WHAT YOU ARE ASKED TO DO:
Go over the entries below line by line, copying each one that contains the word "minutes".

++++++++

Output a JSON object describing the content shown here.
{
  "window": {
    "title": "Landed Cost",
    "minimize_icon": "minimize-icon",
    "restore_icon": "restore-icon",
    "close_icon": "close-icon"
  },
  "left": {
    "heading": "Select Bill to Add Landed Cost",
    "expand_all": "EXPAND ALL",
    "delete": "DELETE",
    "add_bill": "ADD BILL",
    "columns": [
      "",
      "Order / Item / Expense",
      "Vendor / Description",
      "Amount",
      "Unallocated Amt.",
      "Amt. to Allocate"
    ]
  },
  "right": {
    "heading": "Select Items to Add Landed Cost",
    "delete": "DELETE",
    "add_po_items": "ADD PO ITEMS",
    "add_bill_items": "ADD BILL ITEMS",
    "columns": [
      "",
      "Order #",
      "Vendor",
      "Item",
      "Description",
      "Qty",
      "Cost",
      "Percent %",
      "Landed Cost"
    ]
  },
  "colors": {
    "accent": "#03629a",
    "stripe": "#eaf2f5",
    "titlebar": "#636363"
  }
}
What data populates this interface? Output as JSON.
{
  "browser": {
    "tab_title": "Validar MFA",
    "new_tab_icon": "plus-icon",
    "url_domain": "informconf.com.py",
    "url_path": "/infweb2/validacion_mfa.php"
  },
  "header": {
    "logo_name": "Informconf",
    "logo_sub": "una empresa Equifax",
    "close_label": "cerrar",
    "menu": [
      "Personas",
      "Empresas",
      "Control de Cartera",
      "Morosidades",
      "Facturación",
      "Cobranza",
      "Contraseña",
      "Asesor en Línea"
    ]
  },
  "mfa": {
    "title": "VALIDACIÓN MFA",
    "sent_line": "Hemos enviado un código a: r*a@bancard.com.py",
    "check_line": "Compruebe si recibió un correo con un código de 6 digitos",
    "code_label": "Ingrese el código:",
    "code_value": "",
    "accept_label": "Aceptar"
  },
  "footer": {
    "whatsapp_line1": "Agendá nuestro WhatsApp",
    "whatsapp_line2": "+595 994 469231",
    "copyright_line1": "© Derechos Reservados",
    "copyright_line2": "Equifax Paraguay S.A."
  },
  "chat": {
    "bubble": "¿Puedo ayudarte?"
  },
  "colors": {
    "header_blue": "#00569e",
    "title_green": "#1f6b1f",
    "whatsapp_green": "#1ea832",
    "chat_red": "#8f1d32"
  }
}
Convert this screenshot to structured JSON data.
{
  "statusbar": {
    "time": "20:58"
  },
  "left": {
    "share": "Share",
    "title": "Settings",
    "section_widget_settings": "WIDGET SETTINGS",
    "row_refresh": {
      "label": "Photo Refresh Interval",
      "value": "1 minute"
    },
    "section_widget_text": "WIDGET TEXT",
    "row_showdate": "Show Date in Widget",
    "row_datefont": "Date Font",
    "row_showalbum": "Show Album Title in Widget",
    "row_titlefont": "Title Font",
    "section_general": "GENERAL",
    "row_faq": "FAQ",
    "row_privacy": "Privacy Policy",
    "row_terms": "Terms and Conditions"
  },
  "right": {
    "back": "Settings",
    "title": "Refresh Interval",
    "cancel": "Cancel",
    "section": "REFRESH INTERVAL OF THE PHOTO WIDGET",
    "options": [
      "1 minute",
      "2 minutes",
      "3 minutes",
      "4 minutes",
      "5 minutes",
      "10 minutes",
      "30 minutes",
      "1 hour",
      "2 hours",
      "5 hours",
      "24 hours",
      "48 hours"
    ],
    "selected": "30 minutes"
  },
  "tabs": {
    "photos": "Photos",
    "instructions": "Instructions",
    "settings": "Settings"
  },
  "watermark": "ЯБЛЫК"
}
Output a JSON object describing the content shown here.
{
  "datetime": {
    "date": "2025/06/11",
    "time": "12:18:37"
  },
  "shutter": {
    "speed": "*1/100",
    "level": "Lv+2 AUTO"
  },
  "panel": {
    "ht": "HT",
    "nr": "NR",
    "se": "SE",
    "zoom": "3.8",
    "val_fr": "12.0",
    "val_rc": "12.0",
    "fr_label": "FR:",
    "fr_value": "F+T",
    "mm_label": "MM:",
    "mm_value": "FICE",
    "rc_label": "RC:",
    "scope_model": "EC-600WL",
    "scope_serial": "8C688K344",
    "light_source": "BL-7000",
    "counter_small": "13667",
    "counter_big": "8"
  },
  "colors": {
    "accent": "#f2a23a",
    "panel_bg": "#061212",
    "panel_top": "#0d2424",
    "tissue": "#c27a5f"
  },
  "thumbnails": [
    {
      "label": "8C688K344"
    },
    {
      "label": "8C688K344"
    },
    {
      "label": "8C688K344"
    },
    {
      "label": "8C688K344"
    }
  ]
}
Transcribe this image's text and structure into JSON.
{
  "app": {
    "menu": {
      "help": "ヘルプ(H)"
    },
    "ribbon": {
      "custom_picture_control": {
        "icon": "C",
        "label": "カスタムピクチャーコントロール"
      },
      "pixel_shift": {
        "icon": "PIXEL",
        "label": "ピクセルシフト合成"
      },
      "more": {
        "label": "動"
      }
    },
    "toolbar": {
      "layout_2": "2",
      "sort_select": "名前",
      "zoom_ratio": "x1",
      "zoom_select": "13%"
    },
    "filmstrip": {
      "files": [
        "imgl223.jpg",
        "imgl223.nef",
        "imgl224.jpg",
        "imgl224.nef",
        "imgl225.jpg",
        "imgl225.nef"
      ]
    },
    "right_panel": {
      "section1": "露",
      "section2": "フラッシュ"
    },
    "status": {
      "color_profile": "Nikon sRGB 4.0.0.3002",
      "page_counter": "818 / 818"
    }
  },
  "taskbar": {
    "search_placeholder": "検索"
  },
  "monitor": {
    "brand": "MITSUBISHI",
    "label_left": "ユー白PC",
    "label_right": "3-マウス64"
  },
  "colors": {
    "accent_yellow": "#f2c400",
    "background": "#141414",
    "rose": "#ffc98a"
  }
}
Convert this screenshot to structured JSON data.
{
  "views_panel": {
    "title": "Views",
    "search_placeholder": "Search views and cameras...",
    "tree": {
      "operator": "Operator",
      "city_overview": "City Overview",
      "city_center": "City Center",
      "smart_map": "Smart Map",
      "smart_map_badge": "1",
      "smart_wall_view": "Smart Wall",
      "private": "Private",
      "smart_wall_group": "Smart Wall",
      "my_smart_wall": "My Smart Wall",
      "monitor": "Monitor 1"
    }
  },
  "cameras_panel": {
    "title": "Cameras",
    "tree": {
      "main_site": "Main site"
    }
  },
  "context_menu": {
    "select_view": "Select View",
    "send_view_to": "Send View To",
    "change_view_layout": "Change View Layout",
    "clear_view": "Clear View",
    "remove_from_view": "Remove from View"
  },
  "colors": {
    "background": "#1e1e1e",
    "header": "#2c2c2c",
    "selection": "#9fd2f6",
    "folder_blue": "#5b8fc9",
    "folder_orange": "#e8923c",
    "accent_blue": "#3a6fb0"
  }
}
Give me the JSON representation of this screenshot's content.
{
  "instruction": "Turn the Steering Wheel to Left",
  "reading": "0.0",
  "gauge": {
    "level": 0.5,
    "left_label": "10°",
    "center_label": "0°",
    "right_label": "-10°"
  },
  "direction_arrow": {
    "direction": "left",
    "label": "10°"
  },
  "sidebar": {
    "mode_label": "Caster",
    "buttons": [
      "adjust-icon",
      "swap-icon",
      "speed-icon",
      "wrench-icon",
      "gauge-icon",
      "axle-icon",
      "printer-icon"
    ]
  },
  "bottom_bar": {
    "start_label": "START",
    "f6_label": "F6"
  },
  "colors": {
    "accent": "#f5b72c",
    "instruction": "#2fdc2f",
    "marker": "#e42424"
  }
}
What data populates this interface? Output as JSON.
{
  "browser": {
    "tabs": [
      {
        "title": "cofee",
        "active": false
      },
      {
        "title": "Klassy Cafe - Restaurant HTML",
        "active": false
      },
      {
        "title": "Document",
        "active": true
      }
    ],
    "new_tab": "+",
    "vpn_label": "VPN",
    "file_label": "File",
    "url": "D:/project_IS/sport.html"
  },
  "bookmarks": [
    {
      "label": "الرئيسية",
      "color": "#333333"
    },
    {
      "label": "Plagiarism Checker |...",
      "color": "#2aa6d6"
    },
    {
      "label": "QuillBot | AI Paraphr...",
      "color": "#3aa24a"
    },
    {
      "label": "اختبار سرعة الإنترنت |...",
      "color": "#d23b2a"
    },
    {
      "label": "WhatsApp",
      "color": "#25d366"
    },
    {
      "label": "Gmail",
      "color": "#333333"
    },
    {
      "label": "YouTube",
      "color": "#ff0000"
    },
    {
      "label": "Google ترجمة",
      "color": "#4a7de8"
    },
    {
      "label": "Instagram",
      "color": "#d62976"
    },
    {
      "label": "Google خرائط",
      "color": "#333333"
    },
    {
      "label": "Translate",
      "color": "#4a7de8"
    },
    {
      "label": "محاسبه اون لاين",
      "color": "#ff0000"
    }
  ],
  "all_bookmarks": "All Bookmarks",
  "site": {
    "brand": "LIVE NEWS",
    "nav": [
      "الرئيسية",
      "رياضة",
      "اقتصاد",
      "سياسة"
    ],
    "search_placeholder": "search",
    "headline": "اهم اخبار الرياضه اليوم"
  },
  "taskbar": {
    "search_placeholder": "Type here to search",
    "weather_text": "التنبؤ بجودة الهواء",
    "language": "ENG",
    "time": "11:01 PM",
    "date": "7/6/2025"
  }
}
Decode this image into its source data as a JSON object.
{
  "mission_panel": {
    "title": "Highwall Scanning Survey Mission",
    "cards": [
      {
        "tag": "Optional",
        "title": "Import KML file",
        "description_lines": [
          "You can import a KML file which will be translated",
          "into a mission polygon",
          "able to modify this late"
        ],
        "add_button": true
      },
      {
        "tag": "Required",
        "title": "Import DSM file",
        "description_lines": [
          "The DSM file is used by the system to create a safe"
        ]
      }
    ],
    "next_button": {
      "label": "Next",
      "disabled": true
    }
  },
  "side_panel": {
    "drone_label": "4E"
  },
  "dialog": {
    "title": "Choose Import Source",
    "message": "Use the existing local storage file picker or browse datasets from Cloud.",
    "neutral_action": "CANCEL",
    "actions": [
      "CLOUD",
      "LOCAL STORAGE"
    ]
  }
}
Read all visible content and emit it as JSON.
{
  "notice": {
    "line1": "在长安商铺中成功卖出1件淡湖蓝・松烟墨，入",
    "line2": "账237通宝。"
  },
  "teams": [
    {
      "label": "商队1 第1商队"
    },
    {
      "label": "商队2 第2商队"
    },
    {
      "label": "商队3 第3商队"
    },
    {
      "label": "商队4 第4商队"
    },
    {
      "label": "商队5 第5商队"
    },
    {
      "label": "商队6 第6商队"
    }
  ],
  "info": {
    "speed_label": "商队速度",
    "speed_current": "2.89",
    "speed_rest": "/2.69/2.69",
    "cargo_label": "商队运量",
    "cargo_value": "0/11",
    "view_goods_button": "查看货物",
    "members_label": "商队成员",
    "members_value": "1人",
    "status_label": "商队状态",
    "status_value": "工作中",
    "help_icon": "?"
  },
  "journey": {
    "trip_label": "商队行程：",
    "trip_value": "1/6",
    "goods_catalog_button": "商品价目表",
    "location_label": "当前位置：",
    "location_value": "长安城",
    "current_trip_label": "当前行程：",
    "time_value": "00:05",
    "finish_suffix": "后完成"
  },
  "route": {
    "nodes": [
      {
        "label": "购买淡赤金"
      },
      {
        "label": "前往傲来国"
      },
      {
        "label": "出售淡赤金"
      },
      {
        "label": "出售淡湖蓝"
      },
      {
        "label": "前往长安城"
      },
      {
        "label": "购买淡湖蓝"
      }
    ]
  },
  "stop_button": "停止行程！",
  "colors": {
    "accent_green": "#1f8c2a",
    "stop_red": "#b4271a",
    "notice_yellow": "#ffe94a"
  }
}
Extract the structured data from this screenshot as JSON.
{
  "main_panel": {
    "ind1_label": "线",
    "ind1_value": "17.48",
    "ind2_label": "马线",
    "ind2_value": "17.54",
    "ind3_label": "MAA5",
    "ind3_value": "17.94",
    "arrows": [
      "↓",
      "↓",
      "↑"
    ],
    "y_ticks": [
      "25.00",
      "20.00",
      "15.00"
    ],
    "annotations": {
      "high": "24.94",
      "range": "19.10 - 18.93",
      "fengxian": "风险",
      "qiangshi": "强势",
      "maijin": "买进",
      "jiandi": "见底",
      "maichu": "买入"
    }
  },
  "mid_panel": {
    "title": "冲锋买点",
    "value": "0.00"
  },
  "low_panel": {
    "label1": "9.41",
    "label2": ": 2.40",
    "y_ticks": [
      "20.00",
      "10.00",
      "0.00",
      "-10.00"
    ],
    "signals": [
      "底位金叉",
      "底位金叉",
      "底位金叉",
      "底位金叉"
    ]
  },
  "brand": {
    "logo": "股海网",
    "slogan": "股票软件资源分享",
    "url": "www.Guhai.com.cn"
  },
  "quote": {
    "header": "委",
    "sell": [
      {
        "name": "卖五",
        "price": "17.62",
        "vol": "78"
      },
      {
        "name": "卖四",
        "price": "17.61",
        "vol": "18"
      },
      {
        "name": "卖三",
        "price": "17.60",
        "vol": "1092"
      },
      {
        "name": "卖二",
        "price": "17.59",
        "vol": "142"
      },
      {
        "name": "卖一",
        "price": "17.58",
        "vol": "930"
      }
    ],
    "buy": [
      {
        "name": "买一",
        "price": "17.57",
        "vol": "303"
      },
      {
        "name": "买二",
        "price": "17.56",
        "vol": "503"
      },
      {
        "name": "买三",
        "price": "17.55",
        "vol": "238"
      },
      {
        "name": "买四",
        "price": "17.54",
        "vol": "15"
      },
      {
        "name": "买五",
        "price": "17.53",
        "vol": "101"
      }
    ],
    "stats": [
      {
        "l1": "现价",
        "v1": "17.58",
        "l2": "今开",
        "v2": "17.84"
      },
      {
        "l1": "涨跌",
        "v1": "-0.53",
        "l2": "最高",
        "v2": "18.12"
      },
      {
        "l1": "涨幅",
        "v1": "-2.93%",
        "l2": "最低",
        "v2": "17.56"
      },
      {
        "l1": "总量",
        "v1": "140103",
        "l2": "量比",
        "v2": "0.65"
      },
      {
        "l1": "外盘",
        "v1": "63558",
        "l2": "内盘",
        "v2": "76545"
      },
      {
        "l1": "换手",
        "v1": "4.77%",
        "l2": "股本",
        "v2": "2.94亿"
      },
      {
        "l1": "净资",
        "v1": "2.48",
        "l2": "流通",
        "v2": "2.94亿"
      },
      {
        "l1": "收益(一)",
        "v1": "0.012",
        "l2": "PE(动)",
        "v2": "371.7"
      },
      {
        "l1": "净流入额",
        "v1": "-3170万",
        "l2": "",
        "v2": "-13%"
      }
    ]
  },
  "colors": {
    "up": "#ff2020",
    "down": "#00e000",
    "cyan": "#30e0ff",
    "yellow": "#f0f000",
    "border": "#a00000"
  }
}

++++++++

OUTPUT BELOW:
      "2 minutes",
      "3 minutes",
      "4 minutes",
      "5 minutes",
      "10 minutes",
      "30 minutes",
    "selected": "30 minutes"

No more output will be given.